Surge damage as a result of long cables connected to low voltage data systems can be prevented
RICHARD MEININGER & ROBERT BLOUCH

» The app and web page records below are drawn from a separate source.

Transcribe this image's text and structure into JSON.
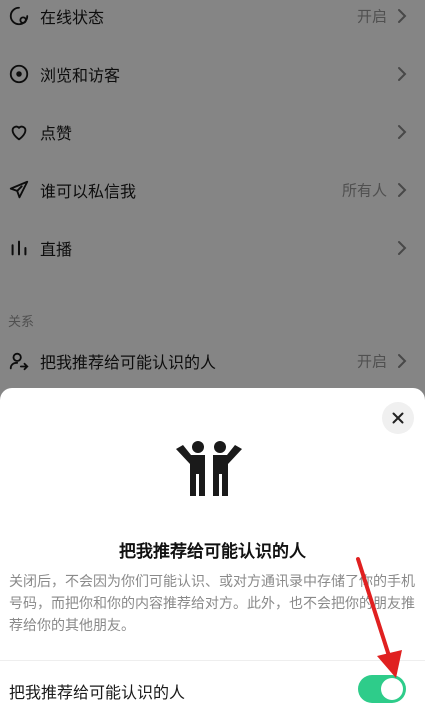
{
  "settings": {
    "rows": [
      {
        "label": "在线状态",
        "value": "开启",
        "icon": "online-status-icon"
      },
      {
        "label": "浏览和访客",
        "value": "",
        "icon": "eye-icon"
      },
      {
        "label": "点赞",
        "value": "",
        "icon": "heart-icon"
      },
      {
        "label": "谁可以私信我",
        "value": "所有人",
        "icon": "send-icon"
      },
      {
        "label": "直播",
        "value": "",
        "icon": "live-bars-icon"
      }
    ],
    "section_relation": "关系",
    "recommend_row": {
      "label": "把我推荐给可能认识的人",
      "value": "开启",
      "icon": "person-share-icon"
    }
  },
  "sheet": {
    "title": "把我推荐给可能认识的人",
    "description": "关闭后，不会因为你们可能认识、或对方通讯录中存储了你的手机号码，而把你和你的内容推荐给对方。此外，也不会把你的朋友推荐给你的其他朋友。",
    "toggle_label": "把我推荐给可能认识的人",
    "toggle_on": true
  },
  "colors": {
    "toggle_on": "#2ecc8a",
    "annotation_arrow": "#e02020",
    "overlay": "rgba(0,0,0,0.48)"
  }
}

Since their first introduction in 1994 at the Roma International Symposium on EMC, bicon/log hybrid antennas have become very popular in EMC labs worldwide. Because there are no band breaks in frequency sweep, test time and effort are reduced. EMC engineers have assumed that performance of these antennas is simply that of a biconical antenna at a lower frequency range until it transitions to a regular log periodic dipole array (LPDA) antenna at higher frequencies. Questions have been raised about this assumption, and some have suggested that a higher measurement uncertainty (U) should be used due to the characterization of the phase center position and antenna pattern variation from that of a dipole on which emission and site validation standards are based. Very limited research has been conducted on the uncertainty evaluation of these hybrid antennas, despite the fact that more and more EMC engineers have come to realize that predicting and reducing measurement uncertainty has become an important aspect of EMC testing.Click the pdf below to read the full article.